On concealing the realities of HT cropping - not convinced on this. If something truly happens then state that it happens. If farmers use 25% more glyphosate (to quote a figure from the manual of proctological statistics) than recommended then say this, not that the crops are drenched (if I spray myself 3 times, rather than 2 times with a spray bottle of water I'm still not drenched) - if HT cropping results in some other widespread damage state this also - for instance the damage/potential damage to Amphibians - this is something that is supported by the literature, or the potential for spray drift (which given the sharp deliniation between dead grass at the edge of local fields sprayed with glyphosate and dead grass shouldn't ever be a problem - where it is people are just doing it wrong) etc etc - anyone who claims any system of farming is without problems is just making things up - I think that it's best to compare to what was in use previously and whether the change utilized is a good one or not.
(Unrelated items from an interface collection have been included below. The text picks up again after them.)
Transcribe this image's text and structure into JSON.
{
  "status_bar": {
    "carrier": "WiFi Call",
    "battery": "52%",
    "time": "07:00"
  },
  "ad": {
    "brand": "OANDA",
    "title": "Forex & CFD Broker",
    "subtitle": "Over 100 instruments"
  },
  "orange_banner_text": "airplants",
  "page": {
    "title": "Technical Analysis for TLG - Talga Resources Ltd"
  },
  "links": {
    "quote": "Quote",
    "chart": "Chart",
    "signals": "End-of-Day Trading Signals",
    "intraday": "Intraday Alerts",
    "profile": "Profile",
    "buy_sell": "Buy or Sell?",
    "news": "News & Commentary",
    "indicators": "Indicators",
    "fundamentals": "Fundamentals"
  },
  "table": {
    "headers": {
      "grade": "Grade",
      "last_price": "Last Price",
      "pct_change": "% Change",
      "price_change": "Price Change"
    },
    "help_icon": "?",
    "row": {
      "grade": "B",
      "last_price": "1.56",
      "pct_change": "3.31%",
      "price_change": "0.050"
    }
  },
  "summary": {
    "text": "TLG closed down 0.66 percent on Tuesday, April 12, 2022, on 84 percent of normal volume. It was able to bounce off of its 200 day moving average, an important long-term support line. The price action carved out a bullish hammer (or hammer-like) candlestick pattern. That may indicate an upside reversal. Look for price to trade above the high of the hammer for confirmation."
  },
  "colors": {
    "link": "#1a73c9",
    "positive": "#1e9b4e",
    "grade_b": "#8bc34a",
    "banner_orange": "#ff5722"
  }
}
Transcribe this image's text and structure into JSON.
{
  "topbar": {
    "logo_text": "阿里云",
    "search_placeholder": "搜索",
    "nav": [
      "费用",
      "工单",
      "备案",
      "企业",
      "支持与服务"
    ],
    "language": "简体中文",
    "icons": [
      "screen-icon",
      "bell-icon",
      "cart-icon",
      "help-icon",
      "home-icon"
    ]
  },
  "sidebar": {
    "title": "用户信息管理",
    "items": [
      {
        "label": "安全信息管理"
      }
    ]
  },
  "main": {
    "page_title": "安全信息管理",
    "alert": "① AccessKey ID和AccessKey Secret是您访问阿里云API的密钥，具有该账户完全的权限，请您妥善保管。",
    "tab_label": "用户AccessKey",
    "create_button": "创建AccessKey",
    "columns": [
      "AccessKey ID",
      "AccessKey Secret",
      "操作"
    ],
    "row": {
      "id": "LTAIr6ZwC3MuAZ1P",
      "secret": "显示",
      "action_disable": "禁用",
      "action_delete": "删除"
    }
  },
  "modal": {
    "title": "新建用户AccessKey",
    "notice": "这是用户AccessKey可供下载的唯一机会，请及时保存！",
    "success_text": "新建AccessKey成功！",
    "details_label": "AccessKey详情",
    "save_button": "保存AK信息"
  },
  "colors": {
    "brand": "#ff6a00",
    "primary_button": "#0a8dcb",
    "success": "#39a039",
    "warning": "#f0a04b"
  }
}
Obviously in the case of adoption of "no-till" practices with HT cropping my feel is that the change is a good one most of the time, whether 100% of previously lost soil is saved, or only 25% (figures pulled from previous source - my guess is that at some point there'll be a tipping point where the benefit simply isn't there any more (at least in terms of soil preservation))

I was in Illinois from 1965 until 1999. It has gotten a little better, but so many of those people have no idea how to farm. There were thousands of acres of corn planted in rows straight up and down hill. Green belts by ditches and streams, forget it! I have a wonderful photo of a really nice farm house and barn which are going to be separated by a deep gully next rain. The corn is planted in rows straight up and down the side of the hill the structures sit on. In Texas I saw contour plowing and grassed drainages right after WWII. By the time I left Illinois in '99, I had began to see these practices in a few fields. I know they were pushing no till, but don't know how successfully.

By Jim Thomerson (not verified) on 22 Jun 2010 #permalink

Agricultural glyphosate use in the U.S. was estimated by the EPA in 2001 at 85-90 million pounds per year.

By Sheila Leavitt, M.D. (not verified) on 22 Jun 2010 #permalink

"Agricultural glyphosate use in the U.S. was estimated by the EPA in 2001 at 85-90 million pounds per year."


It's human toxicity level is less than sea water.... also according to the EPA.


Sorry to knee jerk on Gene "two acres" Logsdon, we have been doing the organic gardening thing for a long time and Gene used to be obligatory reading. One of the things about his very long career in writing about organic farming that is though his writing can be entertaining, it is not very practical.

What becomes rapidly clear about Gene is that he is a pessimistic anti-modernist. This is always a popular theme and but one that demonstrates you were a jack ass within a couple of generations.

It's like complaining about the morals of teenagers.

The proof that tilling is defeating deep disc is that the plowshares are being beaten into woks.

If you have never cooked with a discada I recommend them highly and it is an excellent proposition to adjusting a cooking method to accommodate refugees.

I make breakfast for 40 once a year in a cultivator dic. Guinea eggs, smoked elk sausage and tortillas al Disco.

*stops to put marbles back in bag*

Wow. Could my comment be more all over the place?

I think I am experiencing late onset ADD.

By Prometheus (not verified) on 23 Jun 2010 #permalink